In the digital world, what will happen to collector’s editions?

It hasn’t happened yet, but we are moving towards a future without physical media. No more CDs and DVDs, or even Blu-rays (and certainly no HD-DVDs).

With the move to digital-only content comes a bunch of questions, like “how do I get my games if they’re on a service that goes out of business?” Or “what if I want to loan my friend a game to play?” And of course, the big one, “What about all the cool collectibles I only get in special editions of the game?”

Today, we’re going to tackle the last question, since the first two are really up to each individual service to answer. At Eggplante, we love collecting awesome and limited edition merchandise. We’ve got a couple of special edition Skyward Sword Wii Remotes kicking around, a Halo: Reach Legendary Edition figure next to our Halo 3 MJOLNIR Helmet, as well as some pretty awesome swag we’ve collected from Microsoft, Sony, and Nintendo over the years.

But in a world where all games are digital downloads, what will happen to the collector’s edition lifestyle? We actually think it’s going to go away without much fanfare. As sad as it is to say, in about ten years, we don’t see many collector’s edition games being released.

The next generation of consoles isn’t going to be doing away with optical media in its entirety as far as we know, but the generation after that likely will. Nintendo has already given day-and-date downloads to its first party titles on the 3DS and Sony has been all but giving their content away with PlayStation Plus on the Vita as well as the PlayStation 3.

Downloading content is great, don’t get us wrong. We love the fact that we can have that game to play anytime, virtually anywhere, after a (hopefully short) download. We won’t get into the argument about being able to trade-in those games or buy second hand ones, but it’ll be interesting to see how companies adapt to digital-only.

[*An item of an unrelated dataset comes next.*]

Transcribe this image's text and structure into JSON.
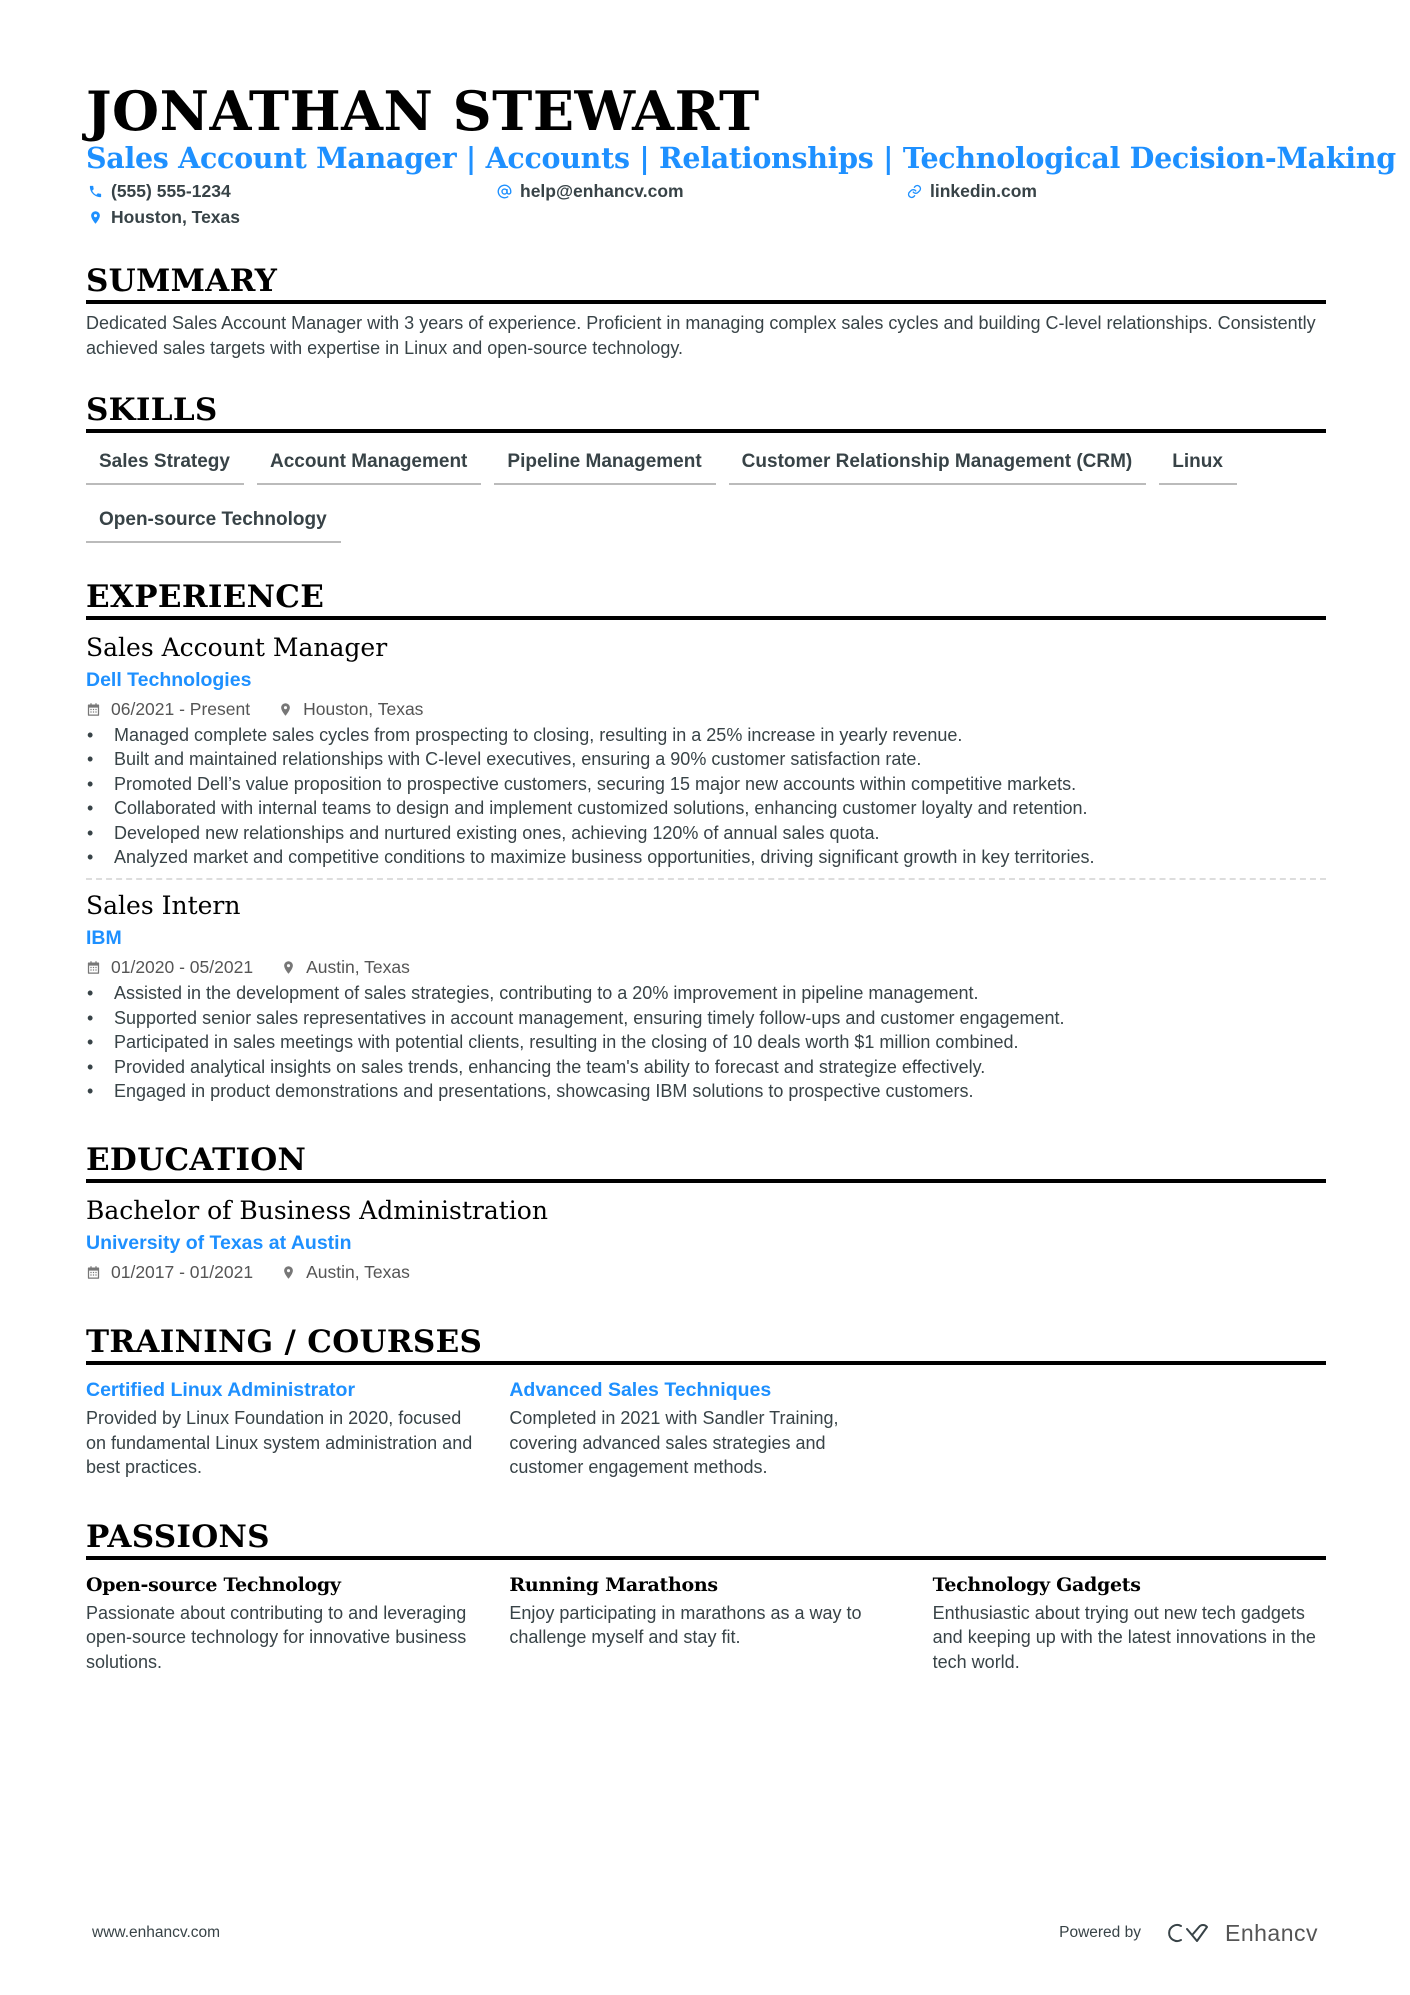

Collector’s editions don’t tend to make game developers a whole ton of money, but if done right, they can step up the profit levels a bit. The Halo 4 Limited Edition didn’t come with a whole lot of extra content, but it did demand an extra $40 over the standard edition of the game. And all for a few downloadable items and some cool pieces of paper. Really, it’s awesome stuff that we wouldn’t do without, but it isn’t $40 we would have spent on game merchandise if it didn’t come with the game itself.

As we look at our gaming shelves (yes, we have quite a few), we’ll be sad to see how they’ll evolve over the next decade. Sure, the lack of future collector’s edition titles will only serve to increase the value of these ones we’ve got, but it isn’t about the money for us. It’s about the fact that we’ve got these special treats from the heyday of video gaming and that we might not be populating our shelves more than we have already.

With that, we still have another ten years or so to collect what other people might see as junk. And there are awesome services like Club Nintendo that offer us wicked rewards for buying games we’re going to buy anyways, and sending us cool stuff just for punching in a code. But we can’t help but think about how we’ll miss the collector’s editions of today when they go the way of the digital-only dinosaur.

Check out some of our favourite collector’s editions of all time in the gallery below!